Promote Mental Health Before College: Suicide Risk on the Rise for Teens aged 15–17
According to a Vanderbilt-led study, the risk of suicide for teens aged 15–17 has increased, particularly during the month of October. The study, published in Pediatrics, indicated that school-aged children had a higher rate of suicide attempts in the fall and spring. The summer months had the lowest rate of suicide attempts.
“To our knowledge, this is one of only a few studies to report higher rates of hospitalization for suicide during the academic school year,” said lead author Greg Plemmons, MD, associate professor of Clinical Pediatrics at Monroe Carell Jr. Children’s Hospital at Vanderbilt.
The study was conducted from 2008–2015 at children’s hospitals across America. The sharp rise of suicides and suicide attempts during the school year suggest that students experience higher levels of stress while enrolled in school. According to the U.S. Center for Disease and Prevention, suicide is the 3rd leading cause of death for adolescents.
…aside from alcohol-related deaths, suicide is the number one cause of death for college students.
Other studies indicate, aside from alcohol-related deaths, suicide is the number one cause of death for college students. As you prepare your student for college this August, be sure to talk with them about the importance of mental health and wellness. Students are often leaving home for the first time. They may experience anxiety, depression, and stress while navigating unfamiliar terrain. If your student is dealing with any of this, suggest that they attend counseling services available at the university. University counselors are experienced with assisting students with navigating college life.

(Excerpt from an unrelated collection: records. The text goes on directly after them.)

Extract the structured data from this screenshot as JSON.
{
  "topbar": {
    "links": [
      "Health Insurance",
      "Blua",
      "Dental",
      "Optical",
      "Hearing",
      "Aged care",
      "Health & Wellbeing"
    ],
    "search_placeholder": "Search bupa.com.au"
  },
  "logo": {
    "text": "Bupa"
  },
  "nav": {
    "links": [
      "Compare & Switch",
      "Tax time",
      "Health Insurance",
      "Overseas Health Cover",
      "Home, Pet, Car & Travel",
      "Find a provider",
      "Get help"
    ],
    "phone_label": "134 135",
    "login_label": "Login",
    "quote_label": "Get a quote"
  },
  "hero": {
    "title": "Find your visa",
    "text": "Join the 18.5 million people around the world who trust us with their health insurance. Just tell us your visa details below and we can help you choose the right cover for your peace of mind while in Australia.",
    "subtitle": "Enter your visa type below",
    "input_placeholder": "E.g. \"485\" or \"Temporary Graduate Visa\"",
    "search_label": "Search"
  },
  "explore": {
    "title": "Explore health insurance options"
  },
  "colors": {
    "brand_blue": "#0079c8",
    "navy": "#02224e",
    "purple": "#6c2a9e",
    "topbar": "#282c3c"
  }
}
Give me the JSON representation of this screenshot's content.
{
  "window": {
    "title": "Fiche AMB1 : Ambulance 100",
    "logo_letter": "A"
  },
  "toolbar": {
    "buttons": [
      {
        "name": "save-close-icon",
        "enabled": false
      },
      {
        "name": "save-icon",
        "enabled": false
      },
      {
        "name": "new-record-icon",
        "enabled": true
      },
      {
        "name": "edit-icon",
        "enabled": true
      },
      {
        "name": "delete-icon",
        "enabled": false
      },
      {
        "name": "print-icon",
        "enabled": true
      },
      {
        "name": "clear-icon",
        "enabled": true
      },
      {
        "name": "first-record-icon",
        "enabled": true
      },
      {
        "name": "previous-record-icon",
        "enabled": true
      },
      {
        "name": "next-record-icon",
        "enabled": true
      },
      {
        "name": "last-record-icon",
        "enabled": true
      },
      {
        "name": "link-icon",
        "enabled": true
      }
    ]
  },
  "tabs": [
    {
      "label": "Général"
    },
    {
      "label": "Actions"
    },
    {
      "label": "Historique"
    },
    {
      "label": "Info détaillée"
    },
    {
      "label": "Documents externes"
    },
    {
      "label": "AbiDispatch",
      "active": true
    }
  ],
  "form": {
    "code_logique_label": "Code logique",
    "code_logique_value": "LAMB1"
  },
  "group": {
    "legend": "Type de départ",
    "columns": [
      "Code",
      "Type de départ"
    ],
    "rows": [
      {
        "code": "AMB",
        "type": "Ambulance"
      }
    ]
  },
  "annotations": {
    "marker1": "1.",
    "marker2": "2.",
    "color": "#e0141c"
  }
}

Here are some of the signs to look for to determine if a student you know needs to seek medical treatment.
Troubling Messages on Social Media — Have they begun to write cryptic messages on social media? Messages that indicate loneliness, exclusion, or lack of support? Your student may feel that they have no one to talk to about their situation and is now relying on people outside of their inner circle for advice.
No Longer Attending Class –
Is your student no longer attending class? Perhaps they feel excluded during class time? Are they anxious about the course of study? Or do they need help with assignments but is too embarrassed to seek it?
Issues with Relationships –
Is this person dealing with the death of someone? Has this person experienced a break up or let down? Has this person had issues with finding relatable peers or maintaining friendships?
Hopelessness, Sadness, and Worthlessness –
Has this person lost hope, is more sad and cynical than happy, and has talked about death and dying?
Tell them to get help!
The National Suicide Prevention Lifeline is open 24/7 and can be reached at 1–800–273–8255. You can also call 911 for immediate local help.
Carjamin Scott can be reached at firstname.lastname@example.org and you can follow her on twitter @scottcarjie.
Originally published at carjiescott.com on June 12, 2018.